A view of homes along Stanley Avenue in Riverside Lawn. Rob Rose, executive director of the Cook County Land Bank, said he thinks that once the first wave of buyouts is complete, more Riverside Lawn property owners will decide to sell their homes. (File 2016)

The exodus from Riverside Lawn has begun, according to the top official at the Cook County Land Bank.

Rob Rose, executive director of the land bank, which proposed a buyout of the flood-prone unincorporated area of Riverside Township last year, said they have already closed on one home and have deals to buy 15 more properties.

“I suspect that once we get through this first wave, others who are on the fence will start to respond to us in terms of being able to move forward,” Rose said in a telephone interview on Aug. 8.
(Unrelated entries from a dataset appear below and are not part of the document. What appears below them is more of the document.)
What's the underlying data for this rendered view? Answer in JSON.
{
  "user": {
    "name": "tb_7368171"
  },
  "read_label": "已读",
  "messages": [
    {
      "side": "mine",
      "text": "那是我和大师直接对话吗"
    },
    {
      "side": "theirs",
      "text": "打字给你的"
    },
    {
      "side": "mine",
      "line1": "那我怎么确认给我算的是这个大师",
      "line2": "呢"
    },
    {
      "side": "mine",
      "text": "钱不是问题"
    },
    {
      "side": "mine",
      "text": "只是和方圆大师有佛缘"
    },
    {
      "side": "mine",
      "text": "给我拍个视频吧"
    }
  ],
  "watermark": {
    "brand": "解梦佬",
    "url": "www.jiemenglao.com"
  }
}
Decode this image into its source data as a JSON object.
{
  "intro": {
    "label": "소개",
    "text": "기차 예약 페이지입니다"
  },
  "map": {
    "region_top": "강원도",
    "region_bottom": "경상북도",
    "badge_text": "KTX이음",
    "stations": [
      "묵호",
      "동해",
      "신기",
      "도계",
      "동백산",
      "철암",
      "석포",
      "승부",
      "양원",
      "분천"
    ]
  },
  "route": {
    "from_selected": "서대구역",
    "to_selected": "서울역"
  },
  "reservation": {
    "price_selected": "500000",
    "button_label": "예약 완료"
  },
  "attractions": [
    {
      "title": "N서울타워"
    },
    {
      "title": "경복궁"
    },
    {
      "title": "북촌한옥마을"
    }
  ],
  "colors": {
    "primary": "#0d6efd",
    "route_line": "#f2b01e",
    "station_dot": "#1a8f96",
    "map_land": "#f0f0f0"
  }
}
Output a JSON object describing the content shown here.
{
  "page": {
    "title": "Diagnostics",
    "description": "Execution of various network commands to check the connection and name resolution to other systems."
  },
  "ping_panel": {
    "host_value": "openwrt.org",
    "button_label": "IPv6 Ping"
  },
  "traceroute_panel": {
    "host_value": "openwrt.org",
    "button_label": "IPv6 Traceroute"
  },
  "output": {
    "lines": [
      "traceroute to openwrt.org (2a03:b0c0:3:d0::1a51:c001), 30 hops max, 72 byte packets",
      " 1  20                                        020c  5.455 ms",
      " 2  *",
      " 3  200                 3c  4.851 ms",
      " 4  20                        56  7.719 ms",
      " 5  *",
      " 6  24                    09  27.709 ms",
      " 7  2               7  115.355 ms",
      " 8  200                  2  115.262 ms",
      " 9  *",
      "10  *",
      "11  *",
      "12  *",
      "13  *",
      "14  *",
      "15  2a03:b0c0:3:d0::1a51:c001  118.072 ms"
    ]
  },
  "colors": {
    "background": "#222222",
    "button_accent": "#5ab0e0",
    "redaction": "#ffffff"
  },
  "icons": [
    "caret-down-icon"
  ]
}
Rose said some of the 15 properties the county has contracted to buy will close within 30 days, though some of the owners have requested extensions because they are still looking for new homes.

Offers landed in the mailboxes of Riverside Lawn property owners in late June. While they were given 30 days to make a decision to accept the offers, many owners asked for another 30 days to think it over, Rose said.

According to Rose, there are 18 properties – both homes and vacant lots — whose owners have not yet committed to the buyout. But the land bank is willing to wait.

There are a dozen properties whose owners have never responded to the county in any fashion, said Rose. They haven’t returned phone calls, responded to letters or showed up to any of the community meetings held in the past year.

Rose said those dozen properties have been marked down as “no sale.”

Diane Gryglak, who has lived in a brick bungalow on Stanley Avenue in Riverside Lawn for three decades, confirmed her family will be leaving the neighborhood. They’re still looking for a new home, so there’s no closing date yet, but the stress of not knowing what the future held is at least over.

“The hardest part was that there was so much uncertainty for almost a year,” Gryglak said. “That period of time was pretty awful. Now that we know, we can make arrangements and look to move forward.”

It’s unclear exactly which property owners have deals with the county, but it appears that many of the longtime residents, including those who live in the oldest homes in the neighborhood, are going.

Gryglak said Riverside Lawn residents are getting ready to leave by hosting a neighborhood-wide garage sale on Saturday, Aug. 27. They’re also planning a neighborhood farewell party for a later date.

“There’ll be a lot of sadness for the neighborhood and about our homes,” Gryglak said.

The one home that the county has already purchased, according to Rose, is at 7900 39th St. That was one of the homes that did not require the second appraisal required by the Metropolitan Water Reclamation District of Greater Chicago, which is partnering with the land bank on the buyout and secured $12 million in federal funds to purchase the properties.

There is no information on a sale price for that property, because the sale has yet to be recorded by the Cook County Recorder of Deeds.